Handel, by Christopher Hogwood
Handel makes an interesting case in the tension that exists between a composer and his works. On the one hand, Handel has had a good reputation largely because of the strength of his works that has served, especially his oratorios (which have always appealed to a wide audience because they could be sung by amateur musicians like myself) as well as his Water Music. On the other hand, his dissolute lifestyle and his tendency to get involved in foolish disputes (like the rivalry he had with a noble-supported opera company), his affairs with singers, and his plagiarism and the controversial use of biblical material in his oratorios attracted a high degree of criticism from pious Englishmen in his own time and have also led to criticism of him in our own time. Handel is clearly a major composer but he is equally clearly someone whose life and musical approach had some difficulties, and the sheer amount of plagiarism and self-plagiarism to be found here as Handel sought to share the same sort of scraps and pastiches over and over again is somewhat distressing to read as it takes up a large amount of this work, because the author is interested in this matter.
This book is about 300 pages long and is divided into six large chapters. The book begins with a map and a preface. After that the author talks about Handel’s youth and education in Halle and Hamburg (1) as well as his Italian years (2) that provided him his basic approach to composition in the way that he learned how to copy himself and others in the rapid writing of not particularly original operas at a massive amount to meet the demand that Italians had in it. After that the author spends three chapters discussing the rest of Handel’s life as a composer in London and Great Britain as a whole thanks to the patronage of the Hanoverians. First, the author discusses Handel’s time in London during the heyday of opera there from 1710-1729, where there is a discussion of every opera he wrote during the period and his business dealings and personal affairs (4). After that there is a discussion of the decline of opera where Handel engaged in a ruinous feud that harmed his reputation and income (5) and health even. Finally, the author discusses the way that oratorios provided for success as well as a lasting reputation (6), which leads naturally to a look at Handel and posterity with his death and his postlife reputation (7), which is then followed by a chronological table, select bibliography, list of illustrations and index.
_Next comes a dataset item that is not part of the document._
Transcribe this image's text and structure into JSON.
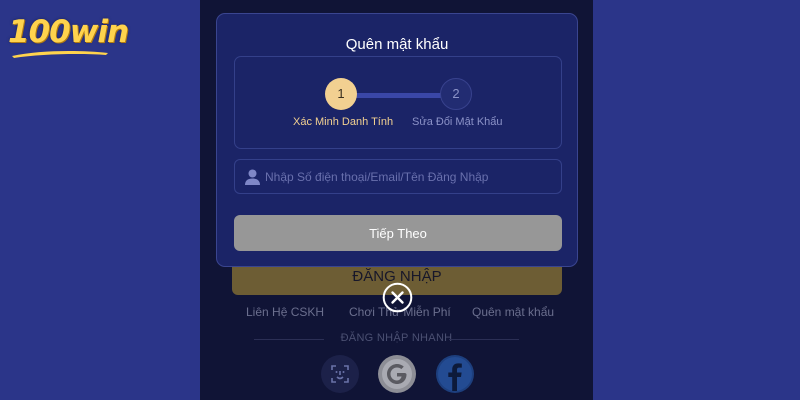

How one will enjoy and appreciate a work like this depends in large part on what the reader of this work is really interested in. As a reader, I happen to be interested in Handel’s music, but not to the extent that I care about him as a businessman trying to run an opera company. Nor does the author’s interest in pastiches strike me as the best way of showcasing Handel’s creativity as a composer. Indeed, the author’s discussion of Handel’s behavior, which would be precisely what was expected of the Italian opera composers of his time, does not follow the sensibilities that contemporary music listeners have about the creativity of composers. This is a work that rushes through the creation of the Messiah and other works that the reader is likely to be interested in and spends a huge amount of time discussing Handel’s relationship with the Hanoverian dynasty. Some people will appreciate this but others will not because at least for this reader, the work emphasized those elements of Handel’s life and art that I was least interested in and de-emphasized those aspects I was most interested in, and that is a great shame.